The criteria used in interviews and selection tests should only relate to what will be required of the future post-holder e.g. it would be inappropriate to require someone with learning difficulties to complete a numeracy test where the job entails very little numerical work and is not part of the person specification or the job description.

Additionally, where selection tests are used, the type of test should not substantially disadvantage a disabled candidate and adjustments should be made when needed. Adjustments to selection tests could include: giving candidates a reader or scribe; allowing candidates a longer time period; accepting a lower pass rate; allowing the use of an adapted keyboard or other such adjustment.


When a member of staff becomes disabled, the College will make every effort to ensure they can stay in their current job, or an alternative one. Retaining an employee who has become disabled or whose existing condition worsens, means keeping their valuable skills and experience and will save on the cost of recruiting a replacement.

Promoting an enabling and supportive environment that encourages staff to disclose their disability will help to establish/inform on the specific needs of the disabled staff member and enable any reasonable adjustments to be put in place.

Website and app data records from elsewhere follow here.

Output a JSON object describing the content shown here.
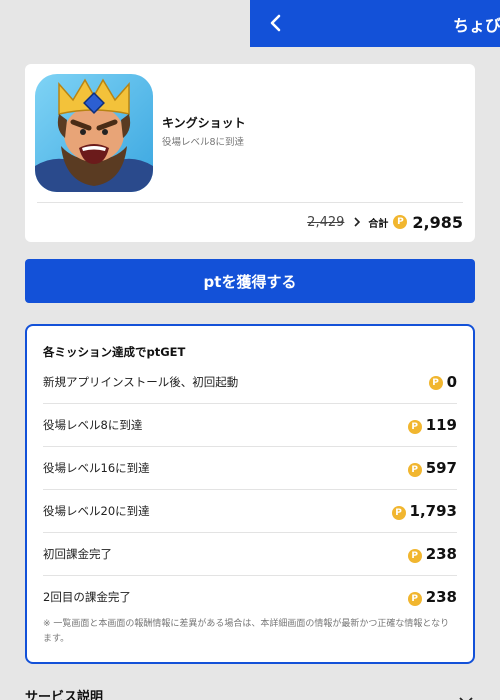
{
  "header": {
    "title": "ちょび",
    "back_icon": "chevron-left-icon"
  },
  "app": {
    "name": "キングショット",
    "subtitle": "役場レベル8に到達",
    "old_price": "2,429",
    "total_label": "合計",
    "total_value": "2,985",
    "coin_symbol": "P"
  },
  "cta": {
    "label": "ptを獲得する"
  },
  "missions": {
    "title": "各ミッション達成でptGET",
    "items": [
      {
        "label": "新規アプリインストール後、初回起動",
        "value": "0"
      },
      {
        "label": "役場レベル8に到達",
        "value": "119"
      },
      {
        "label": "役場レベル16に到達",
        "value": "597"
      },
      {
        "label": "役場レベル20に到達",
        "value": "1,793"
      },
      {
        "label": "初回課金完了",
        "value": "238"
      },
      {
        "label": "2回目の課金完了",
        "value": "238"
      }
    ],
    "note": "※ 一覧画面と本画面の報酬情報に差異がある場合は、本詳細画面の情報が最新かつ正確な情報となります。"
  },
  "service": {
    "title": "サービス説明"
  },
  "colors": {
    "brand_blue": "#1351d8",
    "coin": "#f1b62f",
    "background": "#e6e6e6"
  }
}
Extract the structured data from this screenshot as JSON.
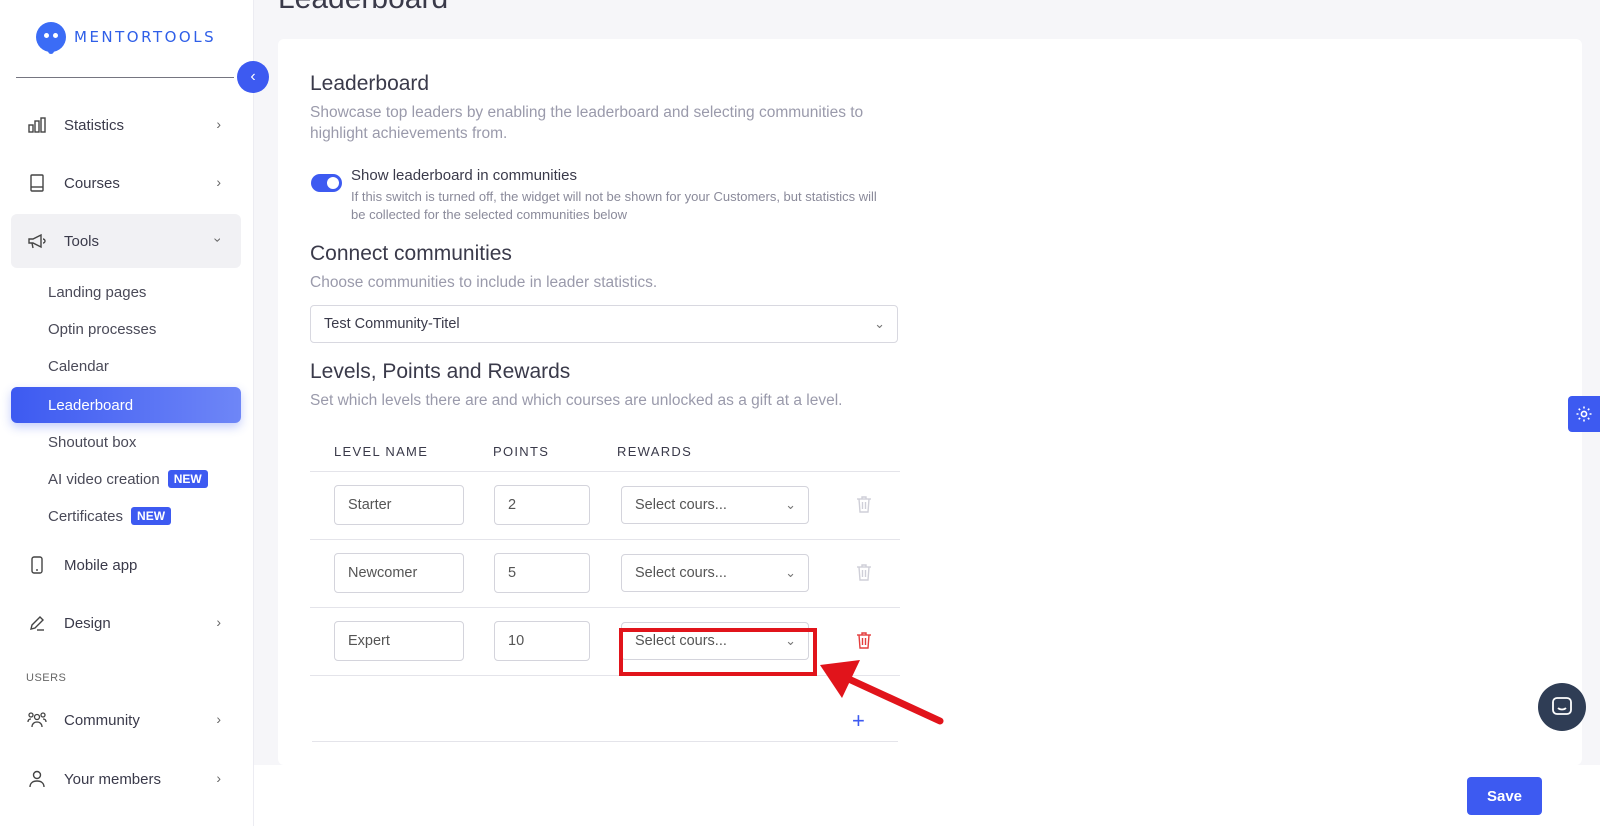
{
  "brand": {
    "name": "MENTORTOOLS",
    "accent": "#3d5af1"
  },
  "sidebar": {
    "items": [
      {
        "label": "Statistics"
      },
      {
        "label": "Courses"
      },
      {
        "label": "Tools"
      }
    ],
    "sub_items": [
      {
        "label": "Landing pages"
      },
      {
        "label": "Optin processes"
      },
      {
        "label": "Calendar"
      },
      {
        "label": "Leaderboard"
      },
      {
        "label": "Shoutout box"
      },
      {
        "label": "AI video creation",
        "badge": "NEW"
      },
      {
        "label": "Certificates",
        "badge": "NEW"
      }
    ],
    "items2": [
      {
        "label": "Mobile app"
      },
      {
        "label": "Design"
      }
    ],
    "section_users": "USERS",
    "items3": [
      {
        "label": "Community"
      },
      {
        "label": "Your members"
      }
    ]
  },
  "page": {
    "title": "Leaderboard"
  },
  "card": {
    "title": "Leaderboard",
    "description": "Showcase top leaders by enabling the leaderboard and selecting communities to highlight achievements from.",
    "toggle": {
      "label": "Show leaderboard in communities",
      "help": "If this switch is turned off, the widget will not be shown for your Customers, but statistics will be collected for the selected communities below",
      "on": true
    },
    "connect": {
      "title": "Connect communities",
      "description": "Choose communities to include in leader statistics.",
      "selected": "Test Community-Titel"
    },
    "levels": {
      "title": "Levels, Points and Rewards",
      "description": "Set which levels there are and which courses are unlocked as a gift at a level.",
      "columns": {
        "name": "LEVEL NAME",
        "points": "POINTS",
        "rewards": "REWARDS"
      },
      "rows": [
        {
          "name": "Starter",
          "points": "2",
          "reward": "Select cours..."
        },
        {
          "name": "Newcomer",
          "points": "5",
          "reward": "Select cours..."
        },
        {
          "name": "Expert",
          "points": "10",
          "reward": "Select cours..."
        }
      ]
    }
  },
  "footer": {
    "save_label": "Save"
  }
}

Should an employee become disabled whilst in employment or their condition worsen they should raise this issue with their manager. In such cases the ‘process for identifying and implementing reasonable adjustments’ set out in the guidance to this Code should be followed.

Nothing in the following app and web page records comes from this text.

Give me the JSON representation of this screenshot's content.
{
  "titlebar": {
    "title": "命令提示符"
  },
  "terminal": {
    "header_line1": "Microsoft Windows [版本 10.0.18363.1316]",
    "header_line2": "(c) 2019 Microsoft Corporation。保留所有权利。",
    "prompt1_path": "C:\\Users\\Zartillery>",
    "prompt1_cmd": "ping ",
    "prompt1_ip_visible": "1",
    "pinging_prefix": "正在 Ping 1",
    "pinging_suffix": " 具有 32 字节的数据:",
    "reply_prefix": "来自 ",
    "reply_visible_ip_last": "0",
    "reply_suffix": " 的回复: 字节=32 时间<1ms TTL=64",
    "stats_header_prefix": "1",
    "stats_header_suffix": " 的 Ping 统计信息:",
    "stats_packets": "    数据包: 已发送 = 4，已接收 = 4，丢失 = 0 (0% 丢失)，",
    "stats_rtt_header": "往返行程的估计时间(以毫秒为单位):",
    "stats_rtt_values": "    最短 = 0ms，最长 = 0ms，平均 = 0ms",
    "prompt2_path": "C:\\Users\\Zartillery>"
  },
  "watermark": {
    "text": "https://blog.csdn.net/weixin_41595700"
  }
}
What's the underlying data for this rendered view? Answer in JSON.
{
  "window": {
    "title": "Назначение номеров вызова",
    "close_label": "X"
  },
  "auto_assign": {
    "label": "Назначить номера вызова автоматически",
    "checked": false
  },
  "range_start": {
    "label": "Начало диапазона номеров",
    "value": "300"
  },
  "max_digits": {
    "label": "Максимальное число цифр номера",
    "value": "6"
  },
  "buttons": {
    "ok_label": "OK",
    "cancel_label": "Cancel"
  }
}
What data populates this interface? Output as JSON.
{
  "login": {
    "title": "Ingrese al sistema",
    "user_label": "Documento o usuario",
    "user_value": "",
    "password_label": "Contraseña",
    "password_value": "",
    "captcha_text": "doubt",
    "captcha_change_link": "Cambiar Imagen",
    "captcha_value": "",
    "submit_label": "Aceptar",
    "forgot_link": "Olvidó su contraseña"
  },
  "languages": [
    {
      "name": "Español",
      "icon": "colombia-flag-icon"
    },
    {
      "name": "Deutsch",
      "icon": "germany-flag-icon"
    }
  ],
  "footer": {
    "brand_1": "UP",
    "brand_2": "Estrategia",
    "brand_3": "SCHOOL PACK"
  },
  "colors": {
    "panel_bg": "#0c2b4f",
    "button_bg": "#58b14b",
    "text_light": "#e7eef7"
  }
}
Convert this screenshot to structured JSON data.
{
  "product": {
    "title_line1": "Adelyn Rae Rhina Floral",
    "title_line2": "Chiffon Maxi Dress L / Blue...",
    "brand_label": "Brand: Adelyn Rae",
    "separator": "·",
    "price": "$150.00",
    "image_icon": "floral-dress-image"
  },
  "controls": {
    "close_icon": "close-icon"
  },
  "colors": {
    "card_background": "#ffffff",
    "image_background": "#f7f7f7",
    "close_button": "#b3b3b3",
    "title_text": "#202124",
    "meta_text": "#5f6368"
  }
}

Managers should refer to the Sickness absence staff policy when dealing with cases of disability related sickness absence. The policy seeks to provide ‘appropriate support to facilitate staff retention and return to work after illness, for example through phased returns, counselling, occupational health, flexible working, reasonable adjustments and in some cases redeployment’.

In a redundancy situation, where staff doing the same or similar work are placed in a pool, and managers develop relevant criteria for selecting members of the pool for redundancy, reasonable adjustments to the selection criteria should be put in place to remove any disadvantage that a disabled member of staff will otherwise face. Equally, where offers of redeployment are made to disabled staff facing redundancy, reasonable adjustments may be necessary to enable a disabled individual to take up a new position.

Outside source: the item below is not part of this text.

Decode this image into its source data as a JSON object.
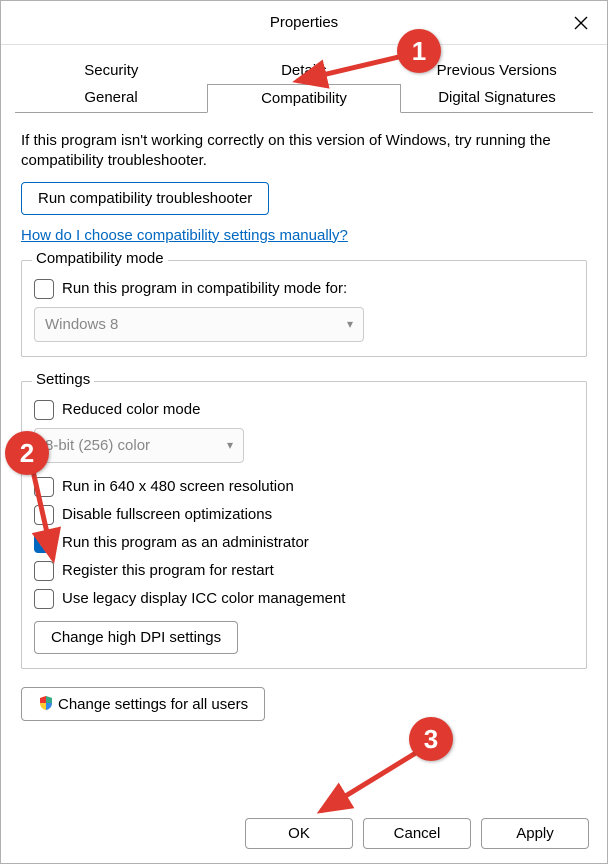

As an employer and education provider, the College must ensure that appropriate services are in place to meet the needs of staff and students; and promote disability equality by removing barriers to access, tackling discrimination and implementing good practice. Consultation and engagement with disabled staff will be undertaken through the Equality and Diversity Committee.


Induction and support is an important part of the recruitment process for all new employees, but this may be more so for disabled people. The induction of disabled employees should cover the following:

  • Human Resources support to line managers and new employees
  • mentoring and buddy schemes for new disabled staff
  • line manager’s support and induction of new disabled staff
  • disability related guidance for managers and all staff
  • Human Resources support for managers
  • reasonable adjustment arrangements
  • access to work
  • clear signage on how to access ITS, assistive technology and health and safety.

The College is committed to the provision of equalities training for all staff.


All staff have a responsibility to ensure fair and equal treatment of disabled people at work.

Staff members have a responsibility to alert their manager to changes in their medical condition.

Staff members with specific responsibility for managing staff with disabilities have a duty of care to:

  • ensure that they are aware of the Code of Practice requirements and that these are carried out
  • ensure that all staff are made aware of the Code of Practice and accompanying guidance
  • ensure that they themselves do not discriminate against disabled people.

Managers should raise any issues and discuss support needs for disabled staff during their PDR/Academic Review.